– Global Dignity Day founders (HRH Crown Prince Haakon, John Hope Bryant and Prof. Pekka Himanen)
On Saturday, on his first day of visit to South Africa, United States President Barack Obama participated in a town hall meeting with the Young African Leaders Initiative at the University of Johannesburg in Soweto.
Listening to President Obama speak to Africa’s future leaders and touching on aspects of delivering on Africa’s promise in this century as well as the importance and value of a strong Africa I was left feeling that if there is one promise we are to deliver, it has to be on the issue of human dignity to the people of this continent.
Surely, human dignity is the foundation upon which all facets of human progress ought to be measured? Social justice, equity and economic advancement are all requisite to functional societies, where dignity, ethics and respect preside.
In May this year, I attended a meeting with the 23rd World Economic Forum on Africa in Cape Town, under the theme “Delivering on Africa’s Promise” (click on the image on the right to download the forums report). The meeting convened over 1,000 regional and global leaders from business, government and civil society from over 80 countries to debate how best to deepen the continent’s integration agenda and renew commitment to a sustainable path of growth and development.
Sub-Saharan Africa continues its transformative journey from a developing continent to a key hub of global growth. According to the World Bank, almost half of Africa’s countries have attained middle-income status.

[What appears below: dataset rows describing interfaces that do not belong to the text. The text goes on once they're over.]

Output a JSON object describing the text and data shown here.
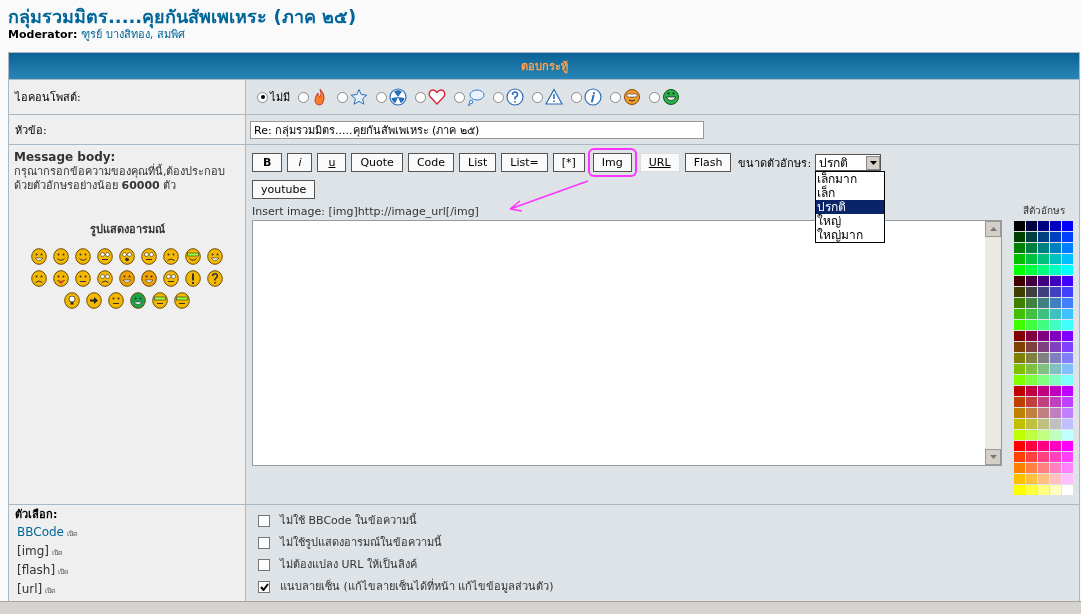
{
  "page": {
    "title": "กลุ่มรวมมิตร.....คุยกันสัพเพเหระ (ภาค ๒๕)",
    "moderator_label": "Moderator:",
    "moderators": "ฑูรย์ บางสิทอง, สมพิศ"
  },
  "form": {
    "header": "ตอบกระทู้",
    "post_icon": {
      "label": "ไอคอนโพสต์:",
      "options": [
        {
          "kind": "none",
          "label": "ไม่มี",
          "selected": true
        },
        {
          "kind": "icon",
          "selected": false
        },
        {
          "kind": "icon",
          "selected": false
        },
        {
          "kind": "icon",
          "selected": false
        },
        {
          "kind": "icon",
          "selected": false
        },
        {
          "kind": "icon",
          "selected": false
        },
        {
          "kind": "icon",
          "selected": false
        },
        {
          "kind": "icon",
          "selected": false
        },
        {
          "kind": "icon",
          "selected": false
        },
        {
          "kind": "icon",
          "selected": false
        },
        {
          "kind": "icon",
          "selected": false
        }
      ]
    },
    "subject": {
      "label": "หัวข้อ:",
      "value": "Re: กลุ่มรวมมิตร.....คุยกันสัพเพเหระ (ภาค ๒๕)"
    },
    "message": {
      "label": "Message body:",
      "hint": "กรุณากรอกข้อความของคุณที่นี้,ต้องประกอบด้วยตัวอักษรอย่างน้อย **60000** ตัว",
      "smilies_title": "รูปแสดงอารมณ์",
      "buttons": [
        {
          "label": "B",
          "kind": "bold",
          "annotated": false
        },
        {
          "label": "i",
          "kind": "italic",
          "annotated": false
        },
        {
          "label": "u",
          "kind": "underline",
          "annotated": false
        },
        {
          "label": "Quote",
          "kind": "plain",
          "annotated": false
        },
        {
          "label": "Code",
          "kind": "plain",
          "annotated": false
        },
        {
          "label": "List",
          "kind": "plain",
          "annotated": false
        },
        {
          "label": "List=",
          "kind": "plain",
          "annotated": false
        },
        {
          "label": "[*]",
          "kind": "plain",
          "annotated": false
        },
        {
          "label": "Img",
          "kind": "plain",
          "annotated": true
        },
        {
          "label": "URL",
          "kind": "link",
          "annotated": false
        },
        {
          "label": "Flash",
          "kind": "plain",
          "annotated": false
        },
        {
          "label": "youtube",
          "kind": "plain",
          "annotated": false
        }
      ],
      "font_size": {
        "label": "ขนาดตัวอักษร:",
        "value": "ปรกติ",
        "expanded": true,
        "options": [
          {
            "label": "เล็กมาก",
            "selected": false
          },
          {
            "label": "เล็ก",
            "selected": false
          },
          {
            "label": "ปรกติ",
            "selected": true
          },
          {
            "label": "ใหญ่",
            "selected": false
          },
          {
            "label": "ใหญ่มาก",
            "selected": false
          }
        ]
      },
      "help_text": "Insert image: [img]http://image_url[/img]",
      "color_label": "สีตัวอักษร"
    },
    "options": {
      "label": "ตัวเลือก:",
      "bbcodes": [
        {
          "code": "BBCode",
          "status": "เปิด",
          "link": true
        },
        {
          "code": "[img]",
          "status": "เปิด",
          "link": false
        },
        {
          "code": "[flash]",
          "status": "เปิด",
          "link": false
        },
        {
          "code": "[url]",
          "status": "เปิด",
          "link": false
        }
      ],
      "checkboxes": [
        {
          "label": "ไม่ใช้ BBCode ในข้อความนี้",
          "checked": false
        },
        {
          "label": "ไม่ใช้รูปแสดงอารมณ์ในข้อความนี้",
          "checked": false
        },
        {
          "label": "ไม่ต้องแปลง URL ให้เป็นลิงค์",
          "checked": false
        },
        {
          "label": "แนบลายเซ็น (แก้ไขลายเซ็นได้ที่หน้า แก้ไขข้อมูลส่วนตัว)",
          "checked": true
        }
      ]
    }
  }
}
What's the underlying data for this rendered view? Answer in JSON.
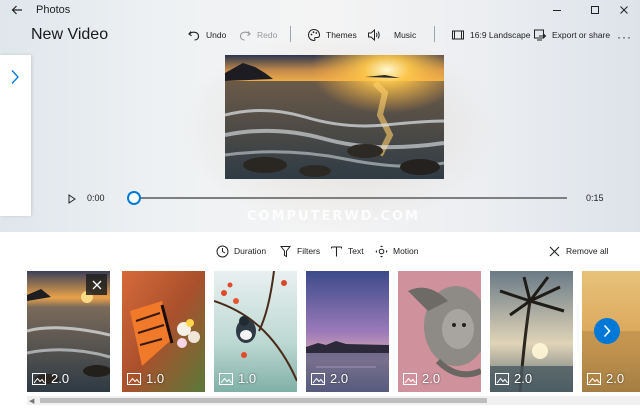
{
  "window": {
    "app_title": "Photos"
  },
  "page": {
    "title": "New Video"
  },
  "toolbar": {
    "undo": "Undo",
    "redo": "Redo",
    "themes": "Themes",
    "music": "Music",
    "aspect": "16:9 Landscape",
    "export": "Export or share",
    "more": "···"
  },
  "player": {
    "time_start": "0:00",
    "time_end": "0:15",
    "progress": 0
  },
  "watermark": "COMPUTERWD.COM",
  "edit_bar": {
    "duration": "Duration",
    "filters": "Filters",
    "text": "Text",
    "motion": "Motion",
    "remove_all": "Remove all"
  },
  "storyboard": {
    "cards": [
      {
        "duration": "2.0",
        "selected": true
      },
      {
        "duration": "1.0"
      },
      {
        "duration": "1.0"
      },
      {
        "duration": "2.0"
      },
      {
        "duration": "2.0"
      },
      {
        "duration": "2.0"
      },
      {
        "duration": "2.0"
      }
    ]
  },
  "colors": {
    "accent": "#0078d7"
  }
}
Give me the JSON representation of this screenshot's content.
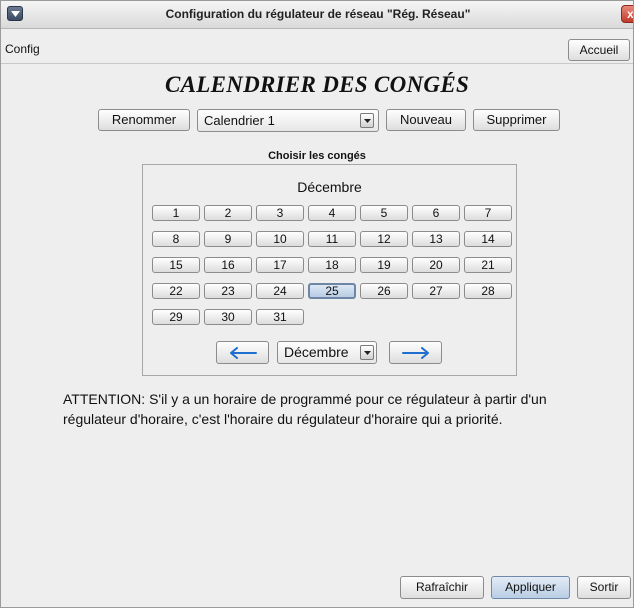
{
  "window": {
    "title": "Configuration du régulateur de réseau \"Rég. Réseau\"",
    "close_label": "x"
  },
  "menubar": {
    "config_label": "Config",
    "home_button": "Accueil"
  },
  "heading": "CALENDRIER DES CONGÉS",
  "toolbar": {
    "rename_button": "Renommer",
    "calendar_selected": "Calendrier 1",
    "new_button": "Nouveau",
    "delete_button": "Supprimer"
  },
  "holiday_picker": {
    "section_title": "Choisir les congés",
    "month_label": "Décembre",
    "days": [
      "1",
      "2",
      "3",
      "4",
      "5",
      "6",
      "7",
      "8",
      "9",
      "10",
      "11",
      "12",
      "13",
      "14",
      "15",
      "16",
      "17",
      "18",
      "19",
      "20",
      "21",
      "22",
      "23",
      "24",
      "25",
      "26",
      "27",
      "28",
      "29",
      "30",
      "31"
    ],
    "selected_day": "25",
    "month_select_value": "Décembre"
  },
  "notice": "ATTENTION: S'il y a un horaire de programmé pour ce régulateur à partir d'un régulateur d'horaire, c'est l'horaire du régulateur d'horaire qui a priorité.",
  "footer": {
    "refresh_button": "Rafraîchir",
    "apply_button": "Appliquer",
    "exit_button": "Sortir"
  }
}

At the same time, the continent’s positive outlook is threatened by fluctuating commodity prices, rising inequality and youth unemployment.
On the eve of South Africa commemorating 20 years since joining other African nations in achieving democracy, what aspects of past 20 years can we be proud of and look forward to ‘celebrating’ in 2015? What can we South Africans highlight as key contributions made over the past 20 years to ‘Delivering on Africa’s Promise’.

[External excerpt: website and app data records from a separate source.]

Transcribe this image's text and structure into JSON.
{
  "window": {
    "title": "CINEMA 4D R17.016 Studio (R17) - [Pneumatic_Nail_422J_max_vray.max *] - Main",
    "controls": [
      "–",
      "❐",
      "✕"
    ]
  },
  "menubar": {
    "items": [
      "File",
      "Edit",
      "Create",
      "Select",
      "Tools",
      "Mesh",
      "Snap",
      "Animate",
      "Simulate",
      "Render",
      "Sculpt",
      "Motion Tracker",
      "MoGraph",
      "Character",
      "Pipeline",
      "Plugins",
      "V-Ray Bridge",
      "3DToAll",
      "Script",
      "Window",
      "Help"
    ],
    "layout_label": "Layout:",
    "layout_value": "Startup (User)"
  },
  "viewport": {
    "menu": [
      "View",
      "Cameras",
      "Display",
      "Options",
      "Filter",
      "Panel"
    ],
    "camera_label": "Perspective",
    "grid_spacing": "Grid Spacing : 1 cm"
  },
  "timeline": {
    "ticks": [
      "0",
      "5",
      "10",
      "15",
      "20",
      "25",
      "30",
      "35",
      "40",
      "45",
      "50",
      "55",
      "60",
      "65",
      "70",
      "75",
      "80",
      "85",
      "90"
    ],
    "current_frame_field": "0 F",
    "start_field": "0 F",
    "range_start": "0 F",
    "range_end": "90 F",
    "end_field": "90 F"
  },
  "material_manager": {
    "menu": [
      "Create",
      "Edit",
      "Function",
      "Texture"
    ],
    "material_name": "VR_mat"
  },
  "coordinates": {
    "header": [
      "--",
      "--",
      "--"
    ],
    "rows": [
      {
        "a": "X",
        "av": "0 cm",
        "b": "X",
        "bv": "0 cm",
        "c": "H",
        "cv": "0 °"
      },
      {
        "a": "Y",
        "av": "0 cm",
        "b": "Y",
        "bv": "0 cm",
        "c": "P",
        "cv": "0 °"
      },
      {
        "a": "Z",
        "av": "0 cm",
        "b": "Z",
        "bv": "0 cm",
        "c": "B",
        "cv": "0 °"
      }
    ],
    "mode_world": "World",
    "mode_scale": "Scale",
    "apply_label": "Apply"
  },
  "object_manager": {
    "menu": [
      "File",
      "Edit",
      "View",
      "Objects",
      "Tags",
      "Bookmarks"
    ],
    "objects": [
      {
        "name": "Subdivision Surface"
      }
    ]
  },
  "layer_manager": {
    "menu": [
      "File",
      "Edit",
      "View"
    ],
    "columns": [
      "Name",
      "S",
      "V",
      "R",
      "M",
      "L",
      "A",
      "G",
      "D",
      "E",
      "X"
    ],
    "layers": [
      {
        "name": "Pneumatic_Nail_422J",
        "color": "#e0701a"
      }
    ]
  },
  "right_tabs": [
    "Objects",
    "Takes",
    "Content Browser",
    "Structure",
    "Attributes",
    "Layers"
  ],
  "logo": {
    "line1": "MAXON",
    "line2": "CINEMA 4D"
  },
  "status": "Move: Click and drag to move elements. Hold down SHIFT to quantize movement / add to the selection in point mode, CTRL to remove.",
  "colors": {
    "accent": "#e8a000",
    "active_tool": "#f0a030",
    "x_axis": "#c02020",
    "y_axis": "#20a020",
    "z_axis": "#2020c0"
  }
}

In other words, how has South Africa, being the continents most advanced economy, contributed to or impeded in the process of advancing the realization of macro-economic growth in Africa, relative to the poignant statement – ‘Delivering on Africa’s Promise’?

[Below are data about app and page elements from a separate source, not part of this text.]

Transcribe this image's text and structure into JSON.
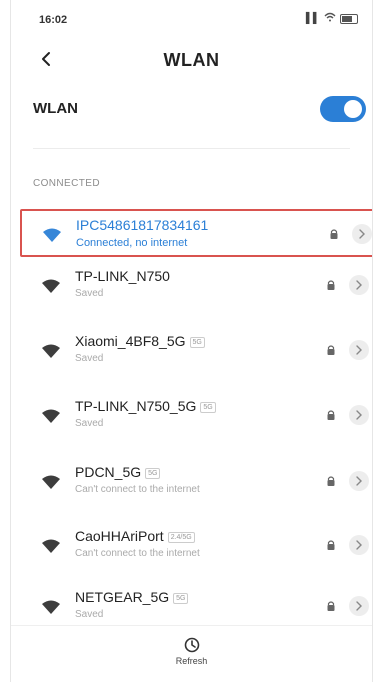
{
  "status_bar": {
    "time": "16:02"
  },
  "header": {
    "title": "WLAN"
  },
  "wlan_toggle": {
    "label": "WLAN",
    "enabled": true
  },
  "section": {
    "label": "CONNECTED"
  },
  "networks": [
    {
      "name": "IPC54861817834161",
      "status": "Connected, no internet",
      "band": "",
      "secured": true,
      "connected": true
    },
    {
      "name": "TP-LINK_N750",
      "status": "Saved",
      "band": "",
      "secured": true,
      "connected": false
    },
    {
      "name": "Xiaomi_4BF8_5G",
      "status": "Saved",
      "band": "5G",
      "secured": true,
      "connected": false
    },
    {
      "name": "TP-LINK_N750_5G",
      "status": "Saved",
      "band": "5G",
      "secured": true,
      "connected": false
    },
    {
      "name": "PDCN_5G",
      "status": "Can't connect to the internet",
      "band": "5G",
      "secured": true,
      "connected": false
    },
    {
      "name": "CaoHHAriPort",
      "status": "Can't connect to the internet",
      "band": "2.4/5G",
      "secured": true,
      "connected": false
    },
    {
      "name": "NETGEAR_5G",
      "status": "Saved",
      "band": "5G",
      "secured": true,
      "connected": false
    }
  ],
  "footer": {
    "refresh_label": "Refresh"
  },
  "colors": {
    "accent": "#2b7fd6",
    "highlight_border": "#d9534f"
  }
}
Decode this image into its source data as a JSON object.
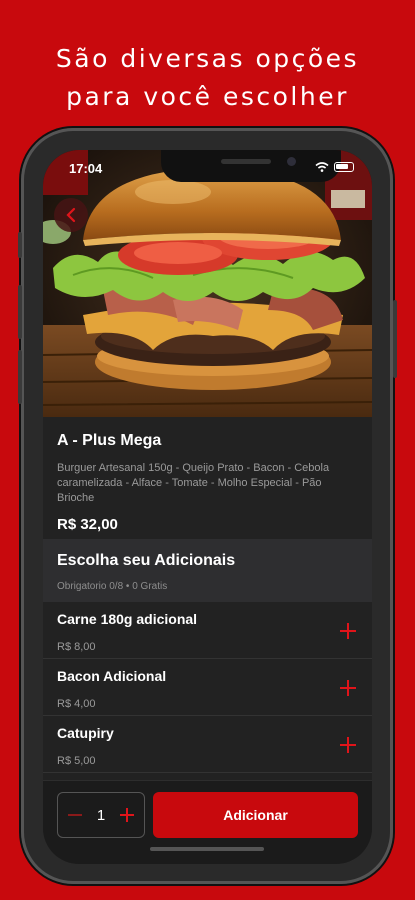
{
  "headline": {
    "line1": "São diversas opções",
    "line2": "para você escolher"
  },
  "status_bar": {
    "time": "17:04",
    "icons": [
      "wifi-icon",
      "battery-icon"
    ]
  },
  "product": {
    "name": "A - Plus Mega",
    "description": "Burguer Artesanal 150g - Queijo Prato - Bacon - Cebola caramelizada - Alface - Tomate - Molho Especial - Pão Brioche",
    "price": "R$ 32,00"
  },
  "addons": {
    "title": "Escolha seu Adicionais",
    "subtitle": "Obrigatorio 0/8 • 0 Gratis",
    "items": [
      {
        "name": "Carne 180g adicional",
        "price": "R$ 8,00"
      },
      {
        "name": "Bacon Adicional",
        "price": "R$ 4,00"
      },
      {
        "name": "Catupiry",
        "price": "R$ 5,00"
      }
    ]
  },
  "cart": {
    "quantity": "1",
    "add_label": "Adicionar"
  },
  "colors": {
    "brand_red": "#c8090d",
    "surface": "#222222",
    "accent_plus": "#e0141a"
  }
}
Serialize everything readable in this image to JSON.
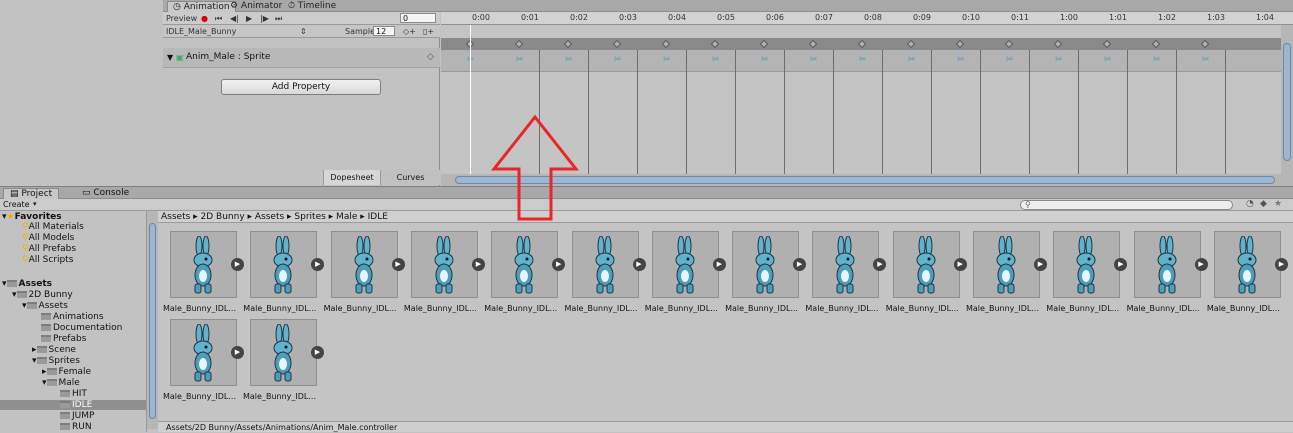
{
  "animation": {
    "tabs": [
      {
        "label": "◷ Animation"
      },
      {
        "label": "⚙ Animator"
      },
      {
        "label": "⏱ Timeline"
      }
    ],
    "preview_label": "Preview",
    "frame_value": "0",
    "clip_name": "IDLE_Male_Bunny",
    "samples_label": "Samples",
    "samples_value": "12",
    "property_name": "Anim_Male : Sprite",
    "add_property_label": "Add Property",
    "dopesheet_label": "Dopesheet",
    "curves_label": "Curves",
    "ruler_ticks": [
      "0:00",
      "0:01",
      "0:02",
      "0:03",
      "0:04",
      "0:05",
      "0:06",
      "0:07",
      "0:08",
      "0:09",
      "0:10",
      "0:11",
      "1:00",
      "1:01",
      "1:02",
      "1:03",
      "1:04"
    ]
  },
  "project": {
    "tabs": [
      {
        "label": "Project"
      },
      {
        "label": "Console"
      }
    ],
    "create_label": "Create",
    "breadcrumb": "Assets ▸ 2D Bunny ▸ Assets ▸ Sprites ▸ Male ▸ IDLE",
    "tree": [
      {
        "label": "Favorites"
      },
      {
        "label": "All Materials"
      },
      {
        "label": "All Models"
      },
      {
        "label": "All Prefabs"
      },
      {
        "label": "All Scripts"
      },
      {
        "label": "Assets"
      },
      {
        "label": "2D Bunny"
      },
      {
        "label": "Assets"
      },
      {
        "label": "Animations"
      },
      {
        "label": "Documentation"
      },
      {
        "label": "Prefabs"
      },
      {
        "label": "Scene"
      },
      {
        "label": "Sprites"
      },
      {
        "label": "Female"
      },
      {
        "label": "Male"
      },
      {
        "label": "HIT"
      },
      {
        "label": "IDLE"
      },
      {
        "label": "JUMP"
      },
      {
        "label": "RUN"
      }
    ],
    "asset_label": "Male_Bunny_IDL...",
    "status_path": "Assets/2D Bunny/Assets/Animations/Anim_Male.controller"
  },
  "colors": {
    "accent": "#e8262a",
    "scroll": "#9db6d2",
    "selected": "#8f8f8f"
  }
}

Have achievements like the appointment of former Minister of Home Affairs and Foreign Affairs Nkosazana Clarice Dlamini-Zuma to African Union representative, South Africa´s Social Security Chair within the UN, hosting the 2010 FIFA World Cup among those responsibilities bestowed upon this young African democracy, within the past decade, meant South Africa appears to be supporting the delivery of Africa’s promise?
The economic growth and individual GDP indicators provides measures and barometers of economic growth factors noted in Africa relative to other emerging markets and against global standards.
In South Africa economic transformation is a fundamental measure and indicator of growth or the lack thereof, relative to our unique historic hegemonic paradigm predicated on minority economic, political, social and psychological rule.
Delivering on ‘Africa’s Promise’ in my view will require among other things, strategic segmentation and analysis in terms of identifying the local, vertically orientated requirements for growth; levels of unemployment, local policy, health care, education and so on, versus the horizontal, globally comparable factors across Africa – leadership, accountability, safety and security – dignity and equity.
Whilst it remains a bourgeoning land mass based on its natural resource (including solar & wind energy resources) and cheap labour – the notion of delivery of ‘Africa’s Promise’ can only become genuinely palatable when and if, African Politicians and business leaders themselves agree, prioritize and ensure the ‘promise’ is first and foremost restoring, human dignity, social cohesion and justice. These issues should predominate the agenda, discourse and experience of African nation states in the 21st century.